- One in four people in Arkansas smokes.
- Levels of physical inactivity (760,000 adults), obesity (690,000 adults) and diabetes (nearly 125,000) are high in this state.
- The number of days adults in Arkansas report having "poor mental health" has increased to 4.7 days in the last 30 days, compared with 3.6 days in the last 30 days, over the last five years.
- The child poverty level is the highest in the state -- 29.6 percent -- since 1990 (when the rankings began).
- Fortunately, preventable hospitalizations have decreased in the past two years in this state.
- More than 500,000 people in Mississippi smoke (even though the smoking rate has technically declined 8.3 percent in the last year).
- Mississippi ranks last for new cases of infectious diseases, with 715 cases of chlamydia and 48.6 cases of Salmonella occurring per every 100,000 people.

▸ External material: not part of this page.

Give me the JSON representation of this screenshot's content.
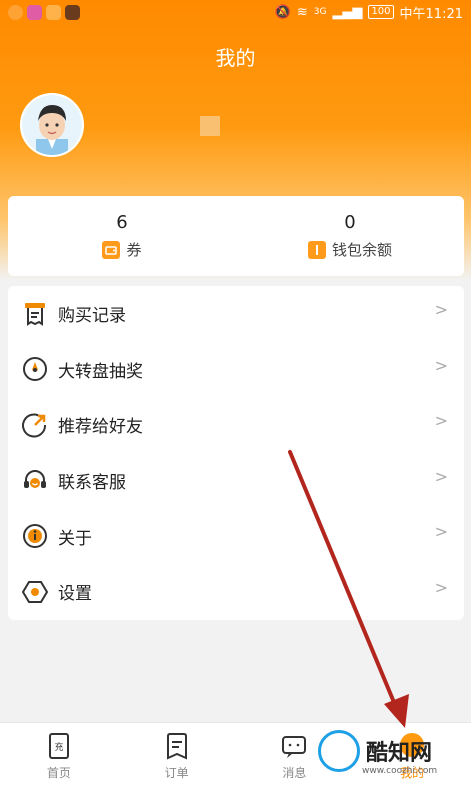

- More than 770,000 adults are obese and nearly 280,000 have diabetes in the state.
- Exercise rates are low, with nearly 690,000 adults being physically inactive.
- The number of people who are uninsured has decreased by 25 percent in the last five years.
CORRECTION: A previous version of the article incorrectly said the high school graduation rate was low in Vermont. It is actually high compared to other states. The article has been corrected to reflect this change.